Those who want the sportiest version of the Paceman will have their eye on the John Cooper Works model, which begins at $36,200. With 208 horsepower on tap and 207 pound-feet of torque, it’s the fastest Paceman, capable of 0-60 in 6.5 seconds. The straight-line acceleration, though, isn’t the only thing it has going for it. The JCW comes standard with the All4 four-wheel-drive system, as well as a lowered sport suspension, 18-inch light-alloy wheels, and an aerodynamic kit. If previous JCW models are any indication, this will be the Paceman you want if you’re going to be taking your car to the autocross on the weekends.

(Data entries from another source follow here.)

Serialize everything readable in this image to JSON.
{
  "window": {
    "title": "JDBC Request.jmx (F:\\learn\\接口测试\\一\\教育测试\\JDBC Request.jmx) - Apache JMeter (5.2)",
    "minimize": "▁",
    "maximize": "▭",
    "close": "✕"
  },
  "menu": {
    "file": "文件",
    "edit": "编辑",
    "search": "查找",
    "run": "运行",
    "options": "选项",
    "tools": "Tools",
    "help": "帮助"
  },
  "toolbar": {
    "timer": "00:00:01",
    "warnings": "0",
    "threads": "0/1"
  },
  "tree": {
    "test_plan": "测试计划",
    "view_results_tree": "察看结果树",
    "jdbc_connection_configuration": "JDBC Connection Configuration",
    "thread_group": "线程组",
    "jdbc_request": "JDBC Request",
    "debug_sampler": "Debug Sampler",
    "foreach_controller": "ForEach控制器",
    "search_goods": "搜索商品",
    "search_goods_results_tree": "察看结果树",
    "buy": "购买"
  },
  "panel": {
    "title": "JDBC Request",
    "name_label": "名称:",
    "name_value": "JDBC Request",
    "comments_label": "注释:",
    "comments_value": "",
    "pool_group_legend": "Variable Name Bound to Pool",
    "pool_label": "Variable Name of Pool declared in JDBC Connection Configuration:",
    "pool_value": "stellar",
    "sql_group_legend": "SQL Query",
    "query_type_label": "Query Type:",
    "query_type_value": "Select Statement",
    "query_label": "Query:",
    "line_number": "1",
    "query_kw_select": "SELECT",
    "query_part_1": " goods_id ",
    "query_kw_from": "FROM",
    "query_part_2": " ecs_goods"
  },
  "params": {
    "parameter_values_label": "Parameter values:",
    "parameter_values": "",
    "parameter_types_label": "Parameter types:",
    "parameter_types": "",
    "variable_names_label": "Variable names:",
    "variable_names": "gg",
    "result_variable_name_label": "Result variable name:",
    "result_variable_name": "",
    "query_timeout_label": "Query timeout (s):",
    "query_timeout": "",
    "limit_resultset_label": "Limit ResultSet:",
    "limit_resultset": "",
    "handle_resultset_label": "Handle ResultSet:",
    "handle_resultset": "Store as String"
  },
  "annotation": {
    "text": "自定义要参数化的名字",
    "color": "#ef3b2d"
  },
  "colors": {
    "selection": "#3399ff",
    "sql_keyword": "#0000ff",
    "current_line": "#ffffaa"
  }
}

There’s a question likely on a lot of people’s lips when thinking about this car. Does the world need a Mini Paceman? The answer is quite obviously no. Mini probably doesn’t even need it. Does that matter? Not really. There are a lot of things—many of them automobiles—to which the world ascribes value despite being unnecessary. Some things have value simply because they’re unnecessary (who doesn’t love a little luxury?). Surely, Mini could continue to chug along directing customers into either the hardtop or into the Countryman. Some of those buyers—though they could be happy with whichever other choice they made—would opt for the Paceman were it available, as a nice spot in between the others. Mini is happy to accommodate those folks, especially if having that option draws more people into the family. As car lovers, we don’t see anything wrong with that. As discerning citizens who see the value there, and who also happen to have driven the Paceman and enjoyed it, we applaud it.
2013 Mini Cooper S Paceman All4 6AT
Engine: Turbocharged inline-4, 1.6 liters, 24v
Output: 181 hp/240 lb-ft
0-60 MPH: 7.6 sec
Weight: 3260 lb
Fuel Economy, City/Hwy: 25/31 mpg
Base Price: $30,240